Leasedrive Velo's Roddy Graham claimed that his company has remained in the "vanguard of online systems, particularly with online booking technology". This includes bespoke websites with terms and conditions applying to individual fleet polices. Equally, data can be provided on company intranets to maintain "a secure environment and tailor-made services".
Graham does not anticipate taking the app route because his "blue-chip clientele of 60 to 70 customers knows who I am and where I am". He also disclosed that online rental bookings had reached a "ceiling" at 75% to 90% of Leasedrive's business reservations, and doubted if "we will ever bridge that final gap because corporate car rentals are frequently distress purchases. People will lift the phone because they had not planned to rent a car until circumstances intervened."
RATES AND DOWNSIZING
Daily rental rates for corporate clients have been the subject of a "steady and sustained increase", averaging between 5-10% over the past two years, according to Anthony Ainsworth of Avis UK, who predicts the trend will continue "this year and into next".
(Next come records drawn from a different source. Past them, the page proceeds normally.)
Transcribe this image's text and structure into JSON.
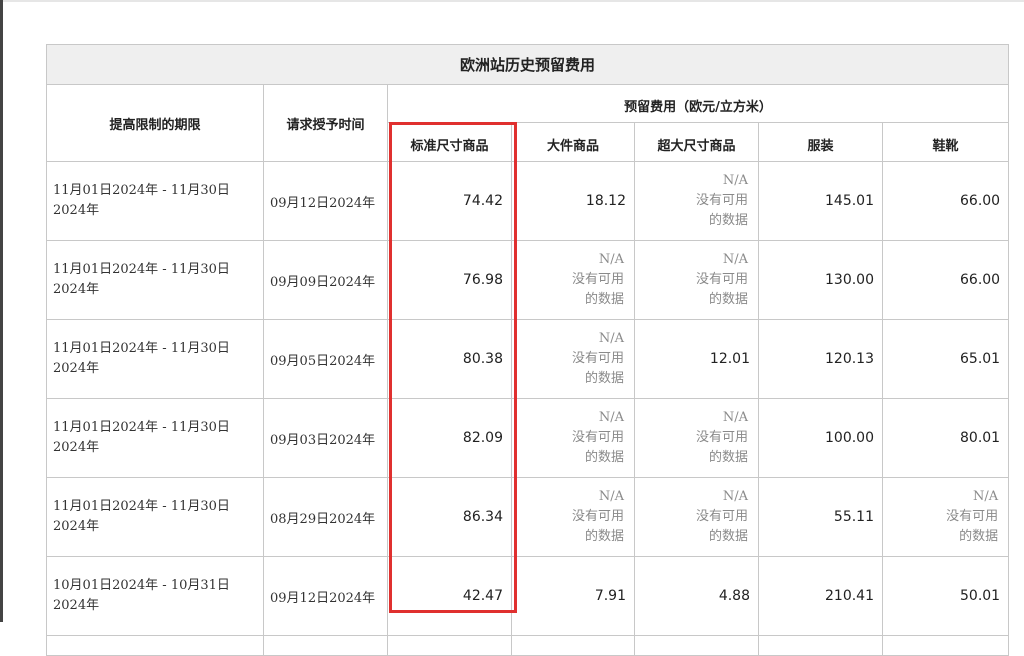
{
  "table": {
    "title": "欧洲站历史预留费用",
    "headers": {
      "period": "提高限制的期限",
      "request_date": "请求授予时间",
      "group": "预留费用（欧元/立方米）",
      "categories": [
        "标准尺寸商品",
        "大件商品",
        "超大尺寸商品",
        "服装",
        "鞋靴"
      ]
    },
    "na_text": {
      "line1": "N/A",
      "line2": "没有可用",
      "line3": "的数据"
    },
    "rows": [
      {
        "period_line1": "11月01日2024年 - 11月30日",
        "period_line2": "2024年",
        "request_date": "09月12日2024年",
        "standard": "74.42",
        "large": "18.12",
        "oversize": "N/A",
        "apparel": "145.01",
        "footwear": "66.00"
      },
      {
        "period_line1": "11月01日2024年 - 11月30日",
        "period_line2": "2024年",
        "request_date": "09月09日2024年",
        "standard": "76.98",
        "large": "N/A",
        "oversize": "N/A",
        "apparel": "130.00",
        "footwear": "66.00"
      },
      {
        "period_line1": "11月01日2024年 - 11月30日",
        "period_line2": "2024年",
        "request_date": "09月05日2024年",
        "standard": "80.38",
        "large": "N/A",
        "oversize": "12.01",
        "apparel": "120.13",
        "footwear": "65.01"
      },
      {
        "period_line1": "11月01日2024年 - 11月30日",
        "period_line2": "2024年",
        "request_date": "09月03日2024年",
        "standard": "82.09",
        "large": "N/A",
        "oversize": "N/A",
        "apparel": "100.00",
        "footwear": "80.01"
      },
      {
        "period_line1": "11月01日2024年 - 11月30日",
        "period_line2": "2024年",
        "request_date": "08月29日2024年",
        "standard": "86.34",
        "large": "N/A",
        "oversize": "N/A",
        "apparel": "55.11",
        "footwear": "N/A"
      },
      {
        "period_line1": "10月01日2024年 - 10月31日",
        "period_line2": "2024年",
        "request_date": "09月12日2024年",
        "standard": "42.47",
        "large": "7.91",
        "oversize": "4.88",
        "apparel": "210.41",
        "footwear": "50.01"
      }
    ]
  },
  "colors": {
    "highlight_border": "#e0302f",
    "title_background": "#efefef",
    "na_text": "#8a8a8a"
  }
}
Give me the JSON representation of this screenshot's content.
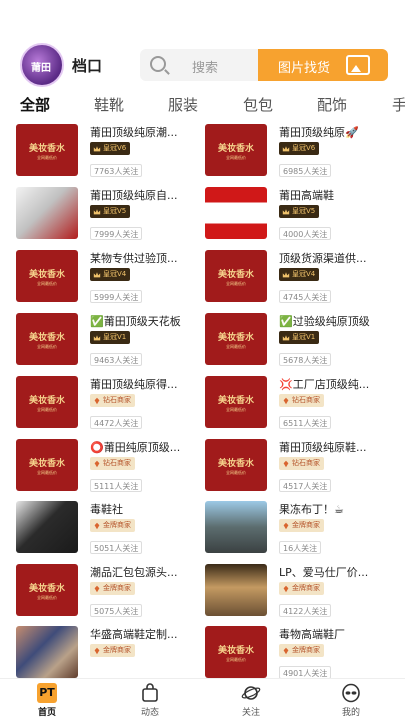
{
  "header": {
    "logo_text": "莆田",
    "brand": "档口",
    "search_placeholder": "搜索",
    "image_search_label": "图片找货"
  },
  "tabs": [
    "全部",
    "鞋靴",
    "服装",
    "包包",
    "配饰",
    "手"
  ],
  "thumb_texts": {
    "main": "美妆香水",
    "sub": "全网最低价"
  },
  "shops": [
    {
      "name": "莆田顶级纯原潮...",
      "badge": "皇冠V6",
      "badge_type": "vip",
      "follow": "7763人关注",
      "thumb": "logo"
    },
    {
      "name": "莆田顶级纯原🚀",
      "badge": "皇冠V6",
      "badge_type": "vip",
      "follow": "6985人关注",
      "thumb": "logo"
    },
    {
      "name": "莆田顶级纯原自...",
      "badge": "皇冠V5",
      "badge_type": "vip",
      "follow": "7999人关注",
      "thumb": "sneaker"
    },
    {
      "name": "莆田高端鞋",
      "badge": "皇冠V5",
      "badge_type": "vip",
      "follow": "4000人关注",
      "thumb": "ad"
    },
    {
      "name": "某物专供过验顶...",
      "badge": "皇冠V4",
      "badge_type": "vip",
      "follow": "5999人关注",
      "thumb": "logo"
    },
    {
      "name": "顶级货源渠道供...",
      "badge": "皇冠V4",
      "badge_type": "vip",
      "follow": "4745人关注",
      "thumb": "logo"
    },
    {
      "name": "✅莆田顶级天花板",
      "badge": "皇冠V1",
      "badge_type": "vip",
      "follow": "9463人关注",
      "thumb": "logo"
    },
    {
      "name": "✅过验级纯原顶级",
      "badge": "皇冠V1",
      "badge_type": "vip",
      "follow": "5678人关注",
      "thumb": "logo"
    },
    {
      "name": "莆田顶级纯原得...",
      "badge": "钻石商家",
      "badge_type": "diamond",
      "follow": "4472人关注",
      "thumb": "logo"
    },
    {
      "name": "💢工厂店顶级纯...",
      "badge": "钻石商家",
      "badge_type": "diamond",
      "follow": "6511人关注",
      "thumb": "logo"
    },
    {
      "name": "⭕莆田纯原顶级...",
      "badge": "钻石商家",
      "badge_type": "diamond",
      "follow": "5111人关注",
      "thumb": "logo"
    },
    {
      "name": "莆田顶级纯原鞋...",
      "badge": "钻石商家",
      "badge_type": "diamond",
      "follow": "4517人关注",
      "thumb": "logo"
    },
    {
      "name": "毒鞋社",
      "badge": "金牌商家",
      "badge_type": "diamond",
      "follow": "5051人关注",
      "thumb": "dark"
    },
    {
      "name": "果冻布丁！☕",
      "badge": "金牌商家",
      "badge_type": "diamond",
      "follow": "16人关注",
      "thumb": "street"
    },
    {
      "name": "潮品汇包包源头...",
      "badge": "金牌商家",
      "badge_type": "diamond",
      "follow": "5075人关注",
      "thumb": "logo"
    },
    {
      "name": "LP、爱马仕厂价...",
      "badge": "金牌商家",
      "badge_type": "diamond",
      "follow": "4122人关注",
      "thumb": "store"
    },
    {
      "name": "华盛高端鞋定制...",
      "badge": "金牌商家",
      "badge_type": "diamond",
      "follow": "",
      "thumb": "shoes"
    },
    {
      "name": "毒物高端鞋厂",
      "badge": "金牌商家",
      "badge_type": "diamond",
      "follow": "4901人关注",
      "thumb": "logo"
    }
  ],
  "nav": [
    {
      "label": "首页",
      "icon": "home-pt-icon",
      "active": true
    },
    {
      "label": "动态",
      "icon": "bag-icon",
      "active": false
    },
    {
      "label": "关注",
      "icon": "planet-icon",
      "active": false
    },
    {
      "label": "我的",
      "icon": "alien-face-icon",
      "active": false
    }
  ],
  "colors": {
    "accent": "#f7a22f",
    "thumb_red": "#a11b1b",
    "vip_dark": "#3a2a14"
  }
}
He says: "The market as a whole has moved its rates up as a consequence of rising input costs and greater focus on the segment we serve. There has been a steady and sustained increase in daily market rates. Typically that is by 5-10% per year. This is about charging more realistic daily rates for rental so we can continue to invest in the level of service customers expect."
ING's Michelle Wilson says that "negotiating really hard with our suppliers who are the rental companies means some rates have gone up by a minimal percentage and some went down. On average, standard vehicles have risen 2% and estates and automatics by between 5% and 8% due to specifically increased holding costs. LCVs have risen around 5%."
Roddy Graham of Leasedrive adds: "The market always wins and in the corporate sector rates have been quite stable over the last two or three years. There have been some relatively small rises. Some businesses slash rates to gain customers. People still argue that this sector does not make enough money and the cliche is that you can rent a Focus as cheaply as dinner suit hire for one night.
"But rental companies do just fine, thank you, or I would not be in the business. A major issue has been some of the big players who were taken over by private equity firms at the top of the market. The only way their owners can claw that money back is to slash costs or hike prices. That is against others without that high degree of leverage. Forecasting 10% rises is sabre rattling because most of my customers would not tolerate it."
Ainsworth continues his contrary view by denying there had been significant downsizing of vehicle size but conceded that the imperatives were emissions and fuel efficiency: "Corporates continue to rent vehicles of the same size and exploit more efficient, smaller displacement turbo petrol and diesel engines. By providing a robust rental policy and good management information we limit things like ancillary charges for damage, fuel bills and insurance."
But Hertz's Neil Cunningham maintains that 10% of his firm's corporate customers have "shifted down from Mondeo-sized cars to Fiestas during the past three years, missing out the Focus or its equivalent on the way down.
People renting smaller cars pay lower rates, quid pro quo: "We
have been helped by people moving from leasing to short-term rentals. They are renting rather than leasing to avoid longer-term commitments until they are confident of a genuine economic recovery."
Enterprise's Spencer King said his company would "turn off retail business to supply corporate demand", while his colleague Rob Ingram adds: "There is a shift in our longer-term rentals, one-month-or-more products which have been under-priced for some time and were artificially low."